In 1835, the wroter’s father, the merchant Knud Ibsen, becomes insolvent due to bad business and has to declare bankruptcy. The family has to sell the villa in the city of Skien and move to the family summer residence outside the city on the remote farm Venstøp. The businessman is socially shunned and becomes an alcoholic. Ibsen later treats these drastic events as the main theme in his dramas, in which the characters, like Torvald in the drama A Doll's House, are afraid of social decline. Through the experience of his father's bankruptcy, Ibsen also adopts a very cautious attitude to debt throughout his life, which is also reflected in Torvald.
After the family's social decline, the 7-year-old seems withdrawn, but still likes to play puppet shows for the neighborhood children. He attends middle school in his hometown of Skien. Ibsen's mother withdraws and expresses herself artistically. In addition to painting, she also makes puppets, which appear as leitmotifs in the play A Doll's House (see analysis "Symbols and leitmotifs")
Made in Italy
In 1864, Ibsen was given a travel grant by the Norwegian parliament. In addition, the well-known Norwegian poet Bjørnstjerne Bjørnson organized a collection of money for the author, which enabled him to travel to Italy. In the following four years, he lived in Rome and Genzano in difficult financial circumstances. Here he first wrote the drama Brand, which he published in 1865 and whose great success earned him an annual poet's fee from the Norwegian parliament.
Overall, the stay in Italy exerts a great positive influence on Ibsen's work, who also completes his play Peer Gynt here. The Norwegian author remains in the south with his family until 1868, before moving to Germany and living in exile in Munich and Dresden.

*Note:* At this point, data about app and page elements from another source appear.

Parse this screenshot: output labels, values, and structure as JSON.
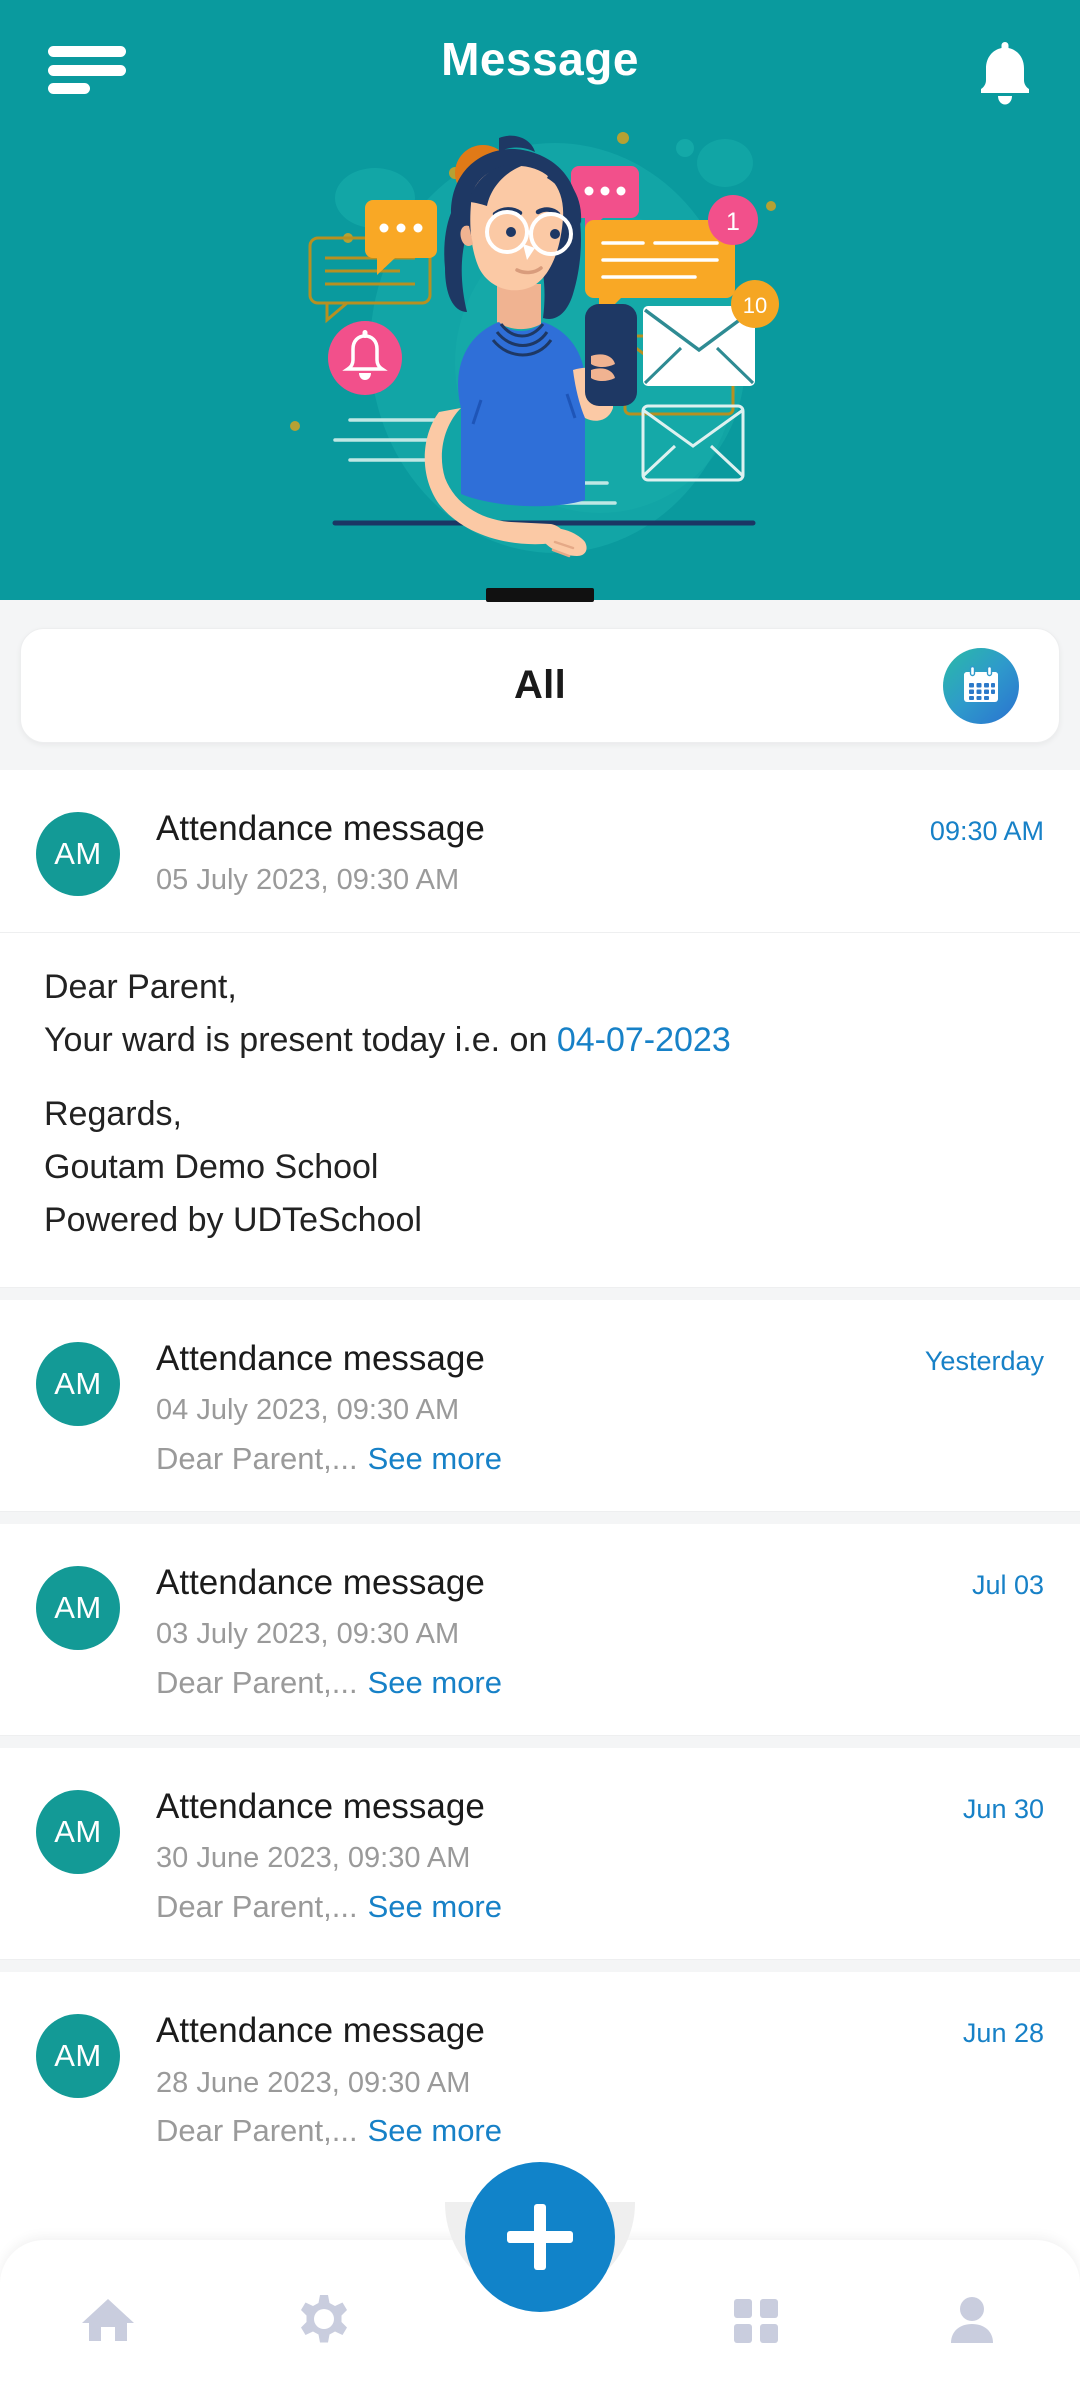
{
  "theme": {
    "header_teal": "#0A9A9E",
    "avatar_teal": "#139A96",
    "link_blue": "#1781C7",
    "fab_blue": "#1183C9",
    "nav_icon_gray": "#C9CDDE",
    "sheet_bg": "#F4F5F6"
  },
  "header": {
    "title": "Message",
    "menu_icon": "hamburger-menu-icon",
    "notification_icon": "bell-icon"
  },
  "hero": {
    "illustration_name": "woman-with-phone-messages-illustration",
    "badges": {
      "alert": "!",
      "orange_bubble_count": "1",
      "envelope_count": "10"
    }
  },
  "filter": {
    "label": "All",
    "calendar_icon": "calendar-icon"
  },
  "messages": [
    {
      "avatar_initials": "AM",
      "title": "Attendance message",
      "date": "05 July 2023, 09:30 AM",
      "time_label": "09:30 AM",
      "expanded": true,
      "body": {
        "greeting": "Dear Parent,",
        "line_prefix": "Your ward is present today i.e. on ",
        "line_date": "04-07-2023",
        "regards": "Regards,",
        "school": "Goutam Demo School",
        "powered": "Powered by UDTeSchool"
      }
    },
    {
      "avatar_initials": "AM",
      "title": "Attendance message",
      "date": "04 July 2023, 09:30 AM",
      "time_label": "Yesterday",
      "expanded": false,
      "preview": "Dear Parent,...",
      "see_more": "See more"
    },
    {
      "avatar_initials": "AM",
      "title": "Attendance message",
      "date": "03 July 2023, 09:30 AM",
      "time_label": "Jul 03",
      "expanded": false,
      "preview": "Dear Parent,...",
      "see_more": "See more"
    },
    {
      "avatar_initials": "AM",
      "title": "Attendance message",
      "date": "30 June 2023, 09:30 AM",
      "time_label": "Jun 30",
      "expanded": false,
      "preview": "Dear Parent,...",
      "see_more": "See more"
    },
    {
      "avatar_initials": "AM",
      "title": "Attendance message",
      "date": "28 June 2023, 09:30 AM",
      "time_label": "Jun 28",
      "expanded": false,
      "preview": "Dear Parent,...",
      "see_more": "See more"
    }
  ],
  "fab": {
    "icon": "plus-icon"
  },
  "bottom_nav": {
    "items": [
      {
        "icon": "home-icon"
      },
      {
        "icon": "gear-icon"
      },
      {
        "icon": "grid-icon"
      },
      {
        "icon": "person-icon"
      }
    ]
  }
}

In 1875 Ibsen moves with his family to Munich, where he now devotes himself more and more to current social problems and incorporates these contemporary issues into his works. This marks the beginning of the high point of his creative work and his success. In Munich, Ibsen's wife Suzannah Daae Ibsen meets a family friend, the young writer Laura Kieler, who tells Suzannah her story, which is similar to Nora's . She has also experienced great complications after taking on illegal loans (see "The story of Laura Kieler as a model fo...